If you had a bad day, eating ice cream doesn't change what already happened. The bad day is over. Ice cream kind of makes your day worse...well, sure, while you're eating it? Great. But that's a short-lived experience. And then after you eat it, how do you feel? You feel worse.

Remember the empty promises of dopamine from part 1 of this series. We think the object of our desire is going to solve something for us, that it's going to make things better. But then after we indulge, we're left a little worse off than we were before.

Write down your craving brain chatter
So in this step, the exercise is this: Pay attention to the words that your brain generates to encourage you to give in. We all talk to ourselves when we have a craving. Some of us argue with ourselves; we do that dance -- I should have some. No, I couldn't. Yes, I could!

Some of us simply say, "Yes, please, I will have some." Some of us think up some amazing reasons and excuses as to why we should give in.

This article might trigger all kinds of reactions in you. Some people are actually going to get mad at me and think, "Why are you ruining a perfectly good vice? I like alcohol! I like ice cream! Life is empty without these things!"

Okay, write that down. That's your brain chatter. Your brain is getting mad at me for threatening what your brain is trying to convince you is critical to your survival. It's all part of the craving brain's plan.

Get it all out on paper. Write down your craving thoughts over a period of three to four days. Notice when you get cravings, and write down the thoughts that follow. Like "I'm tired." Or "I just want it." Or, "I can't live without it."

By writing down our craving thoughts, it gives us a clear vantage point to understand both how ridiculous and how clever so many of our excuses can be.

The exception to the rule
It's very rare that we give in to cravings and then feel relieved or happy afterwards -- unless (here is the exception) -- unless we are very conscious of what we're doing and we stay in the moment and we really experience and savor the treat.

When you truly pay attention to your food (when you sit quietly with no other distractions, I mean no TV, no reading, no smartphones, no computer), when it's just you and your food and you focus on each bite, when you focus your attention on what the food tastes like and feels like as you chew, and when you eat slowly and chew thoroughly and carefully -- it's basically impossible to overeat! You would seriously get bored before you could get full when you pay painstaking attention to each bite and the entire process of chewing and swallowing.

This is my number one weight-loss tip: pay attention to your meals. While you're eating, be here now. In the moment. When your attention strays, bring it back. Do it over and over again, for the rest of your life. If you don't meditate, then boom. Now you do.

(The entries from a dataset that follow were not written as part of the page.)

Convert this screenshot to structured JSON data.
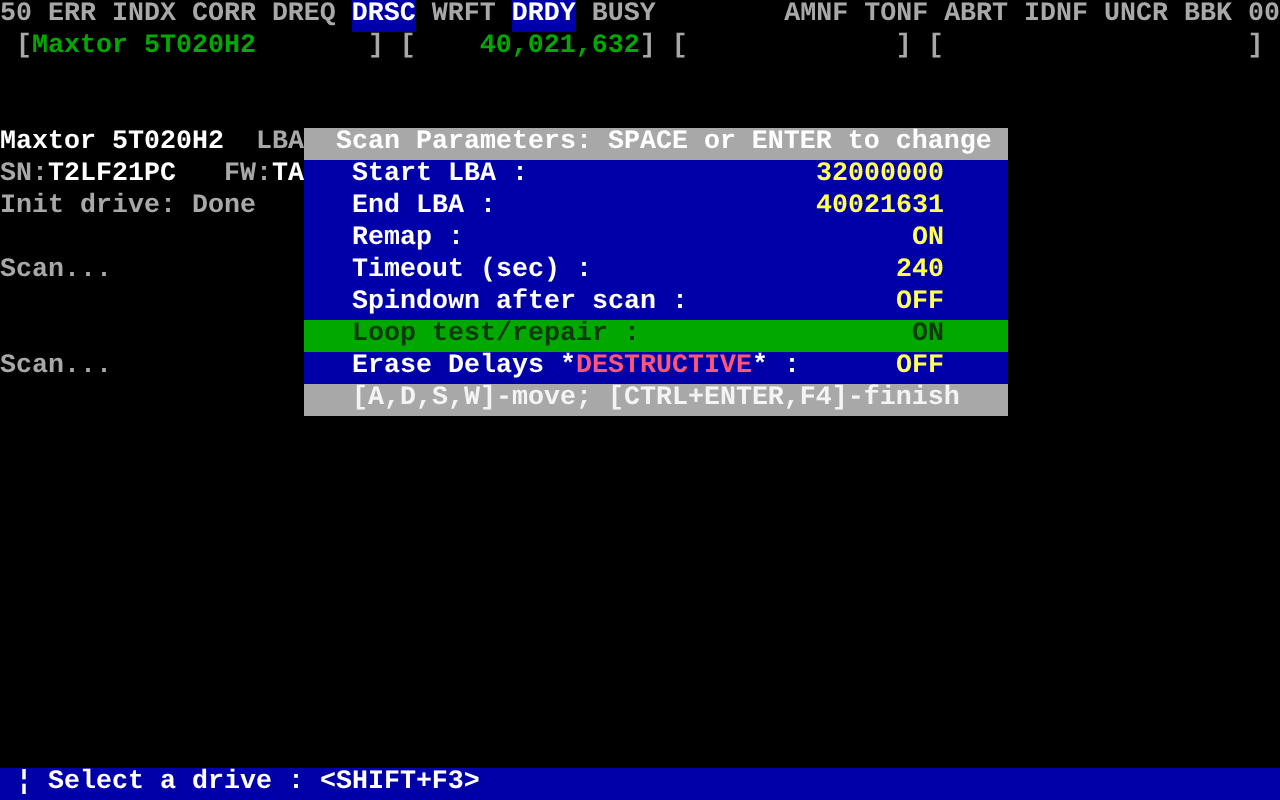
{
  "flags_left": [
    {
      "label": "50",
      "on": false
    },
    {
      "label": "ERR",
      "on": false
    },
    {
      "label": "INDX",
      "on": false
    },
    {
      "label": "CORR",
      "on": false
    },
    {
      "label": "DREQ",
      "on": false
    },
    {
      "label": "DRSC",
      "on": true
    },
    {
      "label": "WRFT",
      "on": false
    },
    {
      "label": "DRDY",
      "on": true
    },
    {
      "label": "BUSY",
      "on": false
    }
  ],
  "flags_right": [
    {
      "label": "AMNF",
      "on": false
    },
    {
      "label": "TONF",
      "on": false
    },
    {
      "label": "ABRT",
      "on": false
    },
    {
      "label": "IDNF",
      "on": false
    },
    {
      "label": "UNCR",
      "on": false
    },
    {
      "label": "BBK",
      "on": false
    },
    {
      "label": "00",
      "on": false
    }
  ],
  "drive_fields": [
    {
      "kind": "model",
      "open": "[",
      "value": "Maxtor 5T020H2",
      "close": "]"
    },
    {
      "kind": "capacity",
      "open": "[",
      "value": "40,021,632",
      "close": "]"
    },
    {
      "kind": "empty",
      "open": "[",
      "close": "]"
    },
    {
      "kind": "empty",
      "open": "[",
      "close": "]"
    }
  ],
  "log": [
    [
      {
        "kind": "value",
        "text": "Maxtor 5T020H2"
      },
      {
        "kind": "label",
        "text": "LBA"
      }
    ],
    [
      {
        "kind": "pair",
        "label": "SN:",
        "text": "T2LF21PC"
      },
      {
        "kind": "pair",
        "label": "FW:",
        "text": "TA"
      }
    ],
    [
      {
        "kind": "label",
        "text": "Init drive: Done"
      }
    ],
    [
      {
        "kind": "label",
        "text": "Scan..."
      }
    ],
    [
      {
        "kind": "label",
        "text": "Scan..."
      }
    ]
  ],
  "dialog": {
    "title": "Scan Parameters: SPACE or ENTER to change",
    "items": [
      {
        "label": "Start LBA :",
        "value": "32000000",
        "selected": false
      },
      {
        "label": "End LBA :",
        "value": "40021631",
        "selected": false
      },
      {
        "label": "Remap :",
        "value": "ON",
        "selected": false
      },
      {
        "label": "Timeout (sec) :",
        "value": "240",
        "selected": false
      },
      {
        "label": "Spindown after scan :",
        "value": "OFF",
        "selected": false
      },
      {
        "label": "Loop test/repair :",
        "value": "ON",
        "selected": true
      },
      {
        "label": "Erase Delays *",
        "warning": "DESTRUCTIVE",
        "label_end": "* :",
        "value": "OFF",
        "selected": false
      }
    ],
    "footer": "[A,D,S,W]-move; [CTRL+ENTER,F4]-finish"
  },
  "status_bar": "¦ Select a drive : <SHIFT+F3>"
}
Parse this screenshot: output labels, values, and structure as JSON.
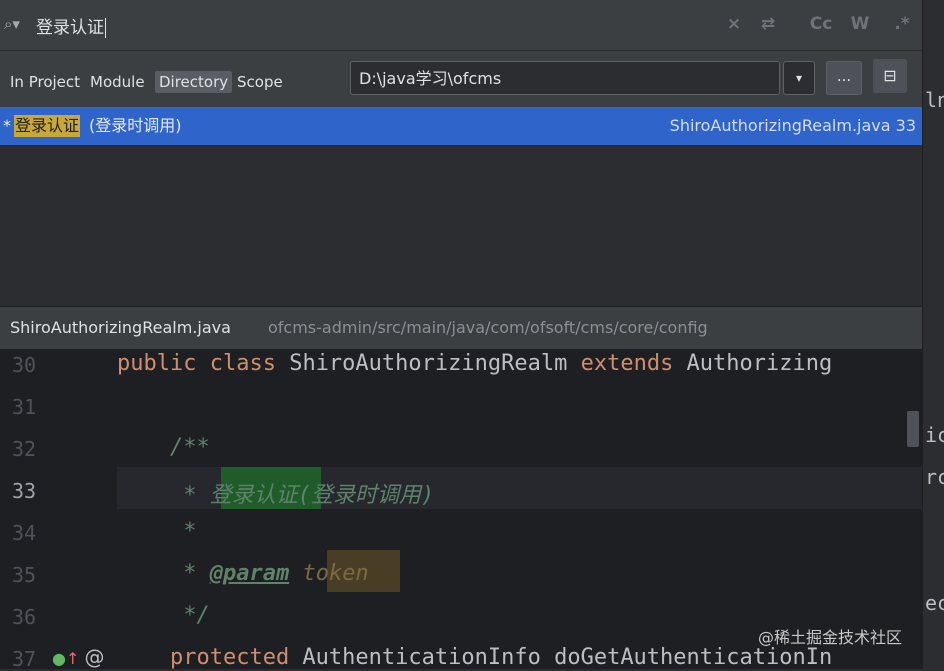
{
  "search": {
    "query": "登录认证",
    "icon": "search-icon",
    "tool_close": "×",
    "tool_replace": "⇄",
    "tool_case": "Cc",
    "tool_words": "W",
    "tool_regex": ".*"
  },
  "scopes": {
    "in_project": "In Project",
    "module": "Module",
    "directory": "Directory",
    "scope": "Scope"
  },
  "directory_field": {
    "value": "D:\\java学习\\ofcms",
    "dropdown_icon": "▾",
    "browse_label": "...",
    "tree_icon": "⊟"
  },
  "result": {
    "star": "*",
    "match": "登录认证",
    "rest": "(登录时调用)",
    "file": "ShiroAuthorizingRealm.java 33"
  },
  "preview": {
    "file": "ShiroAuthorizingRealm.java",
    "path": "ofcms-admin/src/main/java/com/ofsoft/cms/core/config"
  },
  "editor": {
    "lines": [
      {
        "num": "30"
      },
      {
        "num": "31"
      },
      {
        "num": "32"
      },
      {
        "num": "33"
      },
      {
        "num": "34"
      },
      {
        "num": "35"
      },
      {
        "num": "36"
      },
      {
        "num": "37"
      }
    ],
    "l30_kw": "public class",
    "l30_name": " ShiroAuthorizingRealm ",
    "l30_extends": "extends",
    "l30_parent": " Authorizing",
    "l32": "    /**",
    "l33_star": "     * ",
    "l33_match": "登录认证",
    "l33_rest": "(登录时调用)",
    "l34": "     *",
    "l35_star": "     * ",
    "l35_tag": "@param",
    "l35_arg": "token",
    "l36": "     */",
    "l37_kw": "    protected",
    "l37_rest": " AuthenticationInfo doGetAuthenticationIn"
  },
  "right_strip": {
    "t1": "ln",
    "t2": "ic",
    "t3": "rc",
    "t4": "ec"
  },
  "gutter": {
    "impl_icon": "implementation-icon",
    "up_icon": "override-up-icon",
    "at": "@"
  },
  "watermark": "@稀土掘金技术社区"
}
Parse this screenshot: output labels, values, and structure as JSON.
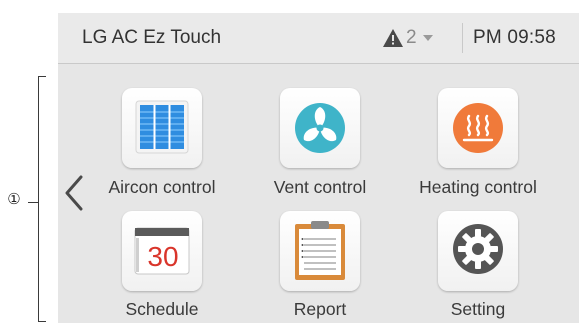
{
  "annotation": {
    "marker": "①"
  },
  "header": {
    "title": "LG AC Ez Touch",
    "alert_count": "2",
    "time": "PM 09:58"
  },
  "menu": {
    "items": [
      {
        "label": "Aircon control",
        "icon": "aircon-icon"
      },
      {
        "label": "Vent control",
        "icon": "vent-fan-icon"
      },
      {
        "label": "Heating control",
        "icon": "heating-icon"
      },
      {
        "label": "Schedule",
        "icon": "calendar-icon"
      },
      {
        "label": "Report",
        "icon": "clipboard-icon"
      },
      {
        "label": "Setting",
        "icon": "gear-icon"
      }
    ],
    "calendar_day": "30"
  },
  "colors": {
    "vent_teal": "#3fb4c9",
    "heating_orange": "#f07a3a",
    "aircon_blue": "#2f8de0",
    "calendar_red": "#d9352b"
  }
}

When we don't pay attention, and we just let dopamine run ram shod over the experience, then it's highly likely that we overindulge, and this is what ruins the experience.

Katie Morton helps people overcome sabotaging and numbing behaviors in order to live big, blissful lives. Get her free eBook, 10 Steps to a Blissful Life, to learn how to break bad habits and start living big.

For more by Katie Morton, click here.